Instructions for the task. Find and copy every line in the records that includes the string "Subtitles".

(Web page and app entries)
= Beginning of Section =

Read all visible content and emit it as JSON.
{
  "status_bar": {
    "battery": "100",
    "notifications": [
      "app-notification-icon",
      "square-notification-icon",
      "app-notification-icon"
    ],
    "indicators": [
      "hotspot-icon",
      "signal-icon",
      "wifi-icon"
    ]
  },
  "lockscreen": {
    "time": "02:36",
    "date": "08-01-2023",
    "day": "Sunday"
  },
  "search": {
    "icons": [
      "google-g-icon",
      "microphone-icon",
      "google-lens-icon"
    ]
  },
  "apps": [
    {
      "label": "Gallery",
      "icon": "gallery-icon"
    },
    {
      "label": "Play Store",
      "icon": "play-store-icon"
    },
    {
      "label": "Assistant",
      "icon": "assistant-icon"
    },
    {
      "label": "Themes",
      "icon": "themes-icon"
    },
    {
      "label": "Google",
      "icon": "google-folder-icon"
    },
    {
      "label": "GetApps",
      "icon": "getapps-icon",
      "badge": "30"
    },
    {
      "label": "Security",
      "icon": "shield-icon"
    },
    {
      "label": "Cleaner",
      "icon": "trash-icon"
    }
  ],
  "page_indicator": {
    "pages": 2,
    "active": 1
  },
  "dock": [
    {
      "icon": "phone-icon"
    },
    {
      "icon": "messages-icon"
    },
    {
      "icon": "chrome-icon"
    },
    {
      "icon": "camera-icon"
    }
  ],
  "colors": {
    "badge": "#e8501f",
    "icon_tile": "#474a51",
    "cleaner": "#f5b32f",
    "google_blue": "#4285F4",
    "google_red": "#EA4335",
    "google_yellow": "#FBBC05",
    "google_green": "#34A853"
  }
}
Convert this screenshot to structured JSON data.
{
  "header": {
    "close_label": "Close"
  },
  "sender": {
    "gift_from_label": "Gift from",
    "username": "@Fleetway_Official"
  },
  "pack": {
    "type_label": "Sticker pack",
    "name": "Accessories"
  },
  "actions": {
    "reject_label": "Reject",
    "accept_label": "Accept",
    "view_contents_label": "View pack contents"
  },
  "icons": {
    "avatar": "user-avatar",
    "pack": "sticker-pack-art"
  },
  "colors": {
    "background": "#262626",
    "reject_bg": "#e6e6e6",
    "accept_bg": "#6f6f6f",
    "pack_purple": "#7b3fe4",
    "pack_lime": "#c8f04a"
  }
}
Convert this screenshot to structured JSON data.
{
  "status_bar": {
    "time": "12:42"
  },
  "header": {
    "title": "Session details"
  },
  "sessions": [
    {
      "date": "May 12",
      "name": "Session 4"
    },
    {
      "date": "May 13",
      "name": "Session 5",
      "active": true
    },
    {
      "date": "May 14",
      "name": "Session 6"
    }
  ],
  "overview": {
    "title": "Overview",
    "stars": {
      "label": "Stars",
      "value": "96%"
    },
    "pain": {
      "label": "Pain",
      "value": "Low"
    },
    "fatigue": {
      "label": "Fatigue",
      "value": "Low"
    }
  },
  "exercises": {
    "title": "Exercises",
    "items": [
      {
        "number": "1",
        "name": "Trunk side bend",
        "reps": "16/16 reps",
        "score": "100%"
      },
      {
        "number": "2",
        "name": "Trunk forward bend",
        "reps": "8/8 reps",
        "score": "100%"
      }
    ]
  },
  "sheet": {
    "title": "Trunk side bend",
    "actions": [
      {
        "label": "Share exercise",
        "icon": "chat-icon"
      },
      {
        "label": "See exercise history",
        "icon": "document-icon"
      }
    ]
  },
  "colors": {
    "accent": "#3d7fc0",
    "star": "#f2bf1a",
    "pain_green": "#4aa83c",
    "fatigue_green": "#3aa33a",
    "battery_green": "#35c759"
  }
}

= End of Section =
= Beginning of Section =

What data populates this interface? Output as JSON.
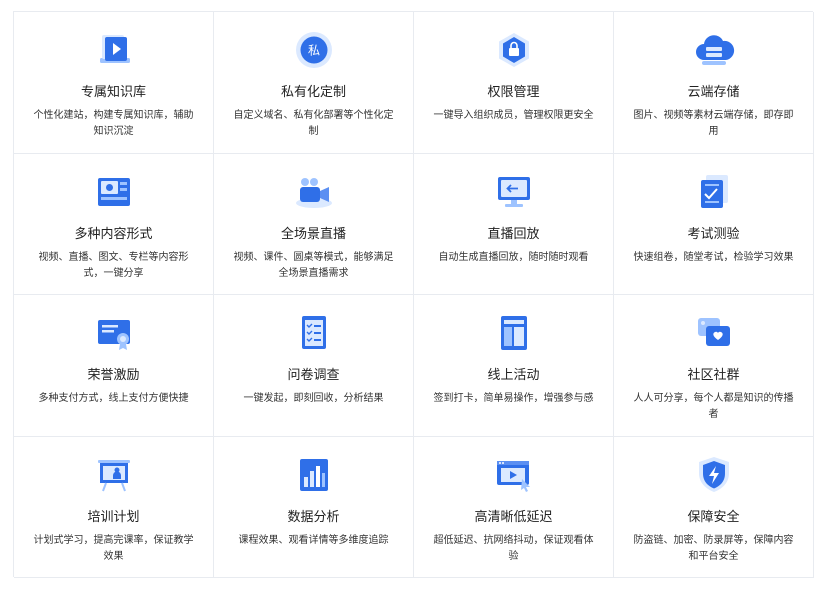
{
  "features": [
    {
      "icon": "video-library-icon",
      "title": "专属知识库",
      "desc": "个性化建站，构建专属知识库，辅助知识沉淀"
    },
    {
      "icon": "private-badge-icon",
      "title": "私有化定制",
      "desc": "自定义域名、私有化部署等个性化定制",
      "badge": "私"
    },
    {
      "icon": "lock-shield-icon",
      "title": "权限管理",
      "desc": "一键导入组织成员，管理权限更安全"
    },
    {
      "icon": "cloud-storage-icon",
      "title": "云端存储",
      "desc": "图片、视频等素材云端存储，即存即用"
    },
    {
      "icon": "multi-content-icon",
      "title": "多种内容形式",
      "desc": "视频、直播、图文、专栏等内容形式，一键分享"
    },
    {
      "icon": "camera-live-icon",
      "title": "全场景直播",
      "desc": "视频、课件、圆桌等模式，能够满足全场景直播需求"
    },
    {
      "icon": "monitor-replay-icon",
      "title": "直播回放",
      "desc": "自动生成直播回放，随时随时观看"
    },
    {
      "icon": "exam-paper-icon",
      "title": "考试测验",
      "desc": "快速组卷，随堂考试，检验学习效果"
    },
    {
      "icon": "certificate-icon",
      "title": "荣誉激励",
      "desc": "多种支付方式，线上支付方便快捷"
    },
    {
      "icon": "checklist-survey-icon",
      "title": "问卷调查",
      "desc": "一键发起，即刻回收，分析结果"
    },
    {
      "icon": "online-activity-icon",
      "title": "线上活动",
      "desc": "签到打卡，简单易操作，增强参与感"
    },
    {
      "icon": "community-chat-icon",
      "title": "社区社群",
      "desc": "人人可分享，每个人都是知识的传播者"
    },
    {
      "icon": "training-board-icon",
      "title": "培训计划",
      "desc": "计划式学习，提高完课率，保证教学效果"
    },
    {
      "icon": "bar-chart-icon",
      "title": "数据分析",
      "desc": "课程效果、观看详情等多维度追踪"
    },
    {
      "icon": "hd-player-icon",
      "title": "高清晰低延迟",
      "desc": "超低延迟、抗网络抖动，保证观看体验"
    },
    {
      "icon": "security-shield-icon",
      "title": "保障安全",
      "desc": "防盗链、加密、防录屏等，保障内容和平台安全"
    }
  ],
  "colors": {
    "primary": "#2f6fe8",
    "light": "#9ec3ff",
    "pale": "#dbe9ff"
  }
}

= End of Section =
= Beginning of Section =

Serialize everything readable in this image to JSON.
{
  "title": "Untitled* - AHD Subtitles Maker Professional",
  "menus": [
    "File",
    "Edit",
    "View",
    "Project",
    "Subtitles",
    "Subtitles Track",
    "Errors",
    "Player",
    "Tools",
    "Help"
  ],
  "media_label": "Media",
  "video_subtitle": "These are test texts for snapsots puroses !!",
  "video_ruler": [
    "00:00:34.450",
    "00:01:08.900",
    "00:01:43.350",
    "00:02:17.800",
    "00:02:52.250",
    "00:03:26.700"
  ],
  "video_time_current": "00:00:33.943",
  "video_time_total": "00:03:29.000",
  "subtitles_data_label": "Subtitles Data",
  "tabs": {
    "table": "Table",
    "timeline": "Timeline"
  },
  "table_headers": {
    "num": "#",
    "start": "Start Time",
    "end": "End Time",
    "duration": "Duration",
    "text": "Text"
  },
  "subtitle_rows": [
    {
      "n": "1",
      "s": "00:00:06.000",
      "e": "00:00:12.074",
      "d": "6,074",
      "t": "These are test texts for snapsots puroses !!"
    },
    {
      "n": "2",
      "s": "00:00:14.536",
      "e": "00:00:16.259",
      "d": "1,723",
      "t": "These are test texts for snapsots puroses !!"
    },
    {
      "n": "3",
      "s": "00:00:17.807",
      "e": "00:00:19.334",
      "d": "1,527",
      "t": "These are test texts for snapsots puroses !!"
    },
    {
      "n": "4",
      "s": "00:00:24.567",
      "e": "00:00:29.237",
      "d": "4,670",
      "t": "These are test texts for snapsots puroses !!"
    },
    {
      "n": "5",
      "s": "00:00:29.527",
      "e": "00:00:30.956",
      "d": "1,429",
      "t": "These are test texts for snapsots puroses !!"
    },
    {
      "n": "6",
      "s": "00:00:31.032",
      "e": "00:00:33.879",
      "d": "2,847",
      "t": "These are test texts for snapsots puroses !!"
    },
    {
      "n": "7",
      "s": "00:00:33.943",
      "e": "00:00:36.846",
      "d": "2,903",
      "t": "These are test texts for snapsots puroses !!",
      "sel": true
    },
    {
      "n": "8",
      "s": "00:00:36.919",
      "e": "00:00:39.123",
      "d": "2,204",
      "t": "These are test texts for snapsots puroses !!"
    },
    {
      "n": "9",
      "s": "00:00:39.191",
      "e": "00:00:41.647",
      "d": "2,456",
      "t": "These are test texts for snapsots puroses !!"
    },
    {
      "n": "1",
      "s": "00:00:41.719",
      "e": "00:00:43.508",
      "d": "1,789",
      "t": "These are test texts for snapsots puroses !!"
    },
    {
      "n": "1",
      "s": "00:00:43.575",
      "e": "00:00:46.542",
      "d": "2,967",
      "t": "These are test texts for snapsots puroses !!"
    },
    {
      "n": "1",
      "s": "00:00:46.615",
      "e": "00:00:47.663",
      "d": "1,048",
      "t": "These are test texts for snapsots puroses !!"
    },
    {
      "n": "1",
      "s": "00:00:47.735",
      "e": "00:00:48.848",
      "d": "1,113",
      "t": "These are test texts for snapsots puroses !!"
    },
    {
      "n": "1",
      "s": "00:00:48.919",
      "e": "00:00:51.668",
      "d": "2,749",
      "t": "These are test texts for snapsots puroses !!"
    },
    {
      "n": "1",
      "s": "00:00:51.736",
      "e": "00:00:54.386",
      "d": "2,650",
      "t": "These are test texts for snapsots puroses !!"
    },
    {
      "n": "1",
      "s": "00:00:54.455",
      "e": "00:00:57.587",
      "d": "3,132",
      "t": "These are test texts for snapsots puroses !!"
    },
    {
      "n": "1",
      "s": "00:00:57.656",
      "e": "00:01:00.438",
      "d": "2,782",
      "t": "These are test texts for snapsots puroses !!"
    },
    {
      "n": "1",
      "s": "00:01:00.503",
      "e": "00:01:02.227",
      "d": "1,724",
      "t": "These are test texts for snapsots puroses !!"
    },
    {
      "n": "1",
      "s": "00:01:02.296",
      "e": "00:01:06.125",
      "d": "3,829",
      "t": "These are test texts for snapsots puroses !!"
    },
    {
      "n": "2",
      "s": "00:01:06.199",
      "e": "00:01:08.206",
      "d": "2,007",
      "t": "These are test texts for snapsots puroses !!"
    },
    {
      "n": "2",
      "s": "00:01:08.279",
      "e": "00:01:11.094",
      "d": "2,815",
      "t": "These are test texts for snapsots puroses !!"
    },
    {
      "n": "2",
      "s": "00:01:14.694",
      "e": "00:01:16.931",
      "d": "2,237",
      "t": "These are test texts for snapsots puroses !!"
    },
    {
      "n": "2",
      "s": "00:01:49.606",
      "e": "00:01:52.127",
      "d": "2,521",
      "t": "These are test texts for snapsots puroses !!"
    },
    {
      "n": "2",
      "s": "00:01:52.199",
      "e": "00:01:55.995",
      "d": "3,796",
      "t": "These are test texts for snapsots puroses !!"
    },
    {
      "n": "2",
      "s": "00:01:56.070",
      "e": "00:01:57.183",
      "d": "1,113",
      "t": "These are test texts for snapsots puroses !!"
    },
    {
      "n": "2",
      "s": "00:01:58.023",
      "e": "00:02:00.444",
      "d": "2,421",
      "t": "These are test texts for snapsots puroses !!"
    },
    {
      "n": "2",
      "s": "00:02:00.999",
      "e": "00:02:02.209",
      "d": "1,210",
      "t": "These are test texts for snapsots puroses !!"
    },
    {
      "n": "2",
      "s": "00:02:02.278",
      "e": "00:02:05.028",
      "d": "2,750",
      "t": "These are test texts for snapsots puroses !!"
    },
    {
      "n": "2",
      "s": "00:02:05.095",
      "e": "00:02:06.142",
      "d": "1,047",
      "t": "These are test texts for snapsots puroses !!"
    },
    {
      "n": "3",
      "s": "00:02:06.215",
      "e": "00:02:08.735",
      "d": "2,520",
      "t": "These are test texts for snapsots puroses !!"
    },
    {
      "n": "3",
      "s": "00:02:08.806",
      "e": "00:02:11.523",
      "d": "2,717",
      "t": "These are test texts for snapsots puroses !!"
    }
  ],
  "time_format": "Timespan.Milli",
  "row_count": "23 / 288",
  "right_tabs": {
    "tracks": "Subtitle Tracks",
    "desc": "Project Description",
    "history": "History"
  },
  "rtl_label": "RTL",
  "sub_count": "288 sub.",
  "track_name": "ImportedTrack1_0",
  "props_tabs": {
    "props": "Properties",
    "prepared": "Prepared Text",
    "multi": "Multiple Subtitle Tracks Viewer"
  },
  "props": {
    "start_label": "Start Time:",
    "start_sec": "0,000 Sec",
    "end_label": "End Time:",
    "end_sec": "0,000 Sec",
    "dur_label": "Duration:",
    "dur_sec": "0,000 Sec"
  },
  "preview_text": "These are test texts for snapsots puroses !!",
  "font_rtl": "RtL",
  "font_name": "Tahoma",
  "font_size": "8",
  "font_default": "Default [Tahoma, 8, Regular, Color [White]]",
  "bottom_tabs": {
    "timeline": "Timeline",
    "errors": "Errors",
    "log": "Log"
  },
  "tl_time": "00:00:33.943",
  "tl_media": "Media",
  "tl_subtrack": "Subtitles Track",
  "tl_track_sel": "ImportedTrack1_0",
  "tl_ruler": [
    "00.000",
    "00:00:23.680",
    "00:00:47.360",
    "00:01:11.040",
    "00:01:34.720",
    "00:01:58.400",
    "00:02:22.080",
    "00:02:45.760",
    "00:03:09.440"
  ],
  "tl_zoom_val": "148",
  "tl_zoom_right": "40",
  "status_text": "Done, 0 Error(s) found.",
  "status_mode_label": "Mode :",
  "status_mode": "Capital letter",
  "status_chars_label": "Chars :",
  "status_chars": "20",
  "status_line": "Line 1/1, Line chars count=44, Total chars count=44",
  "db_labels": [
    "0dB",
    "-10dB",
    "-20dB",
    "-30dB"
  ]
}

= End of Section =

Your solution.
  "title": "Untitled* - AHD Subtitles Maker Professional",
    "Subtitles",
    "Subtitles Track",
  "subtitles_data_label": "Subtitles Data",
  "tl_subtrack": "Subtitles Track",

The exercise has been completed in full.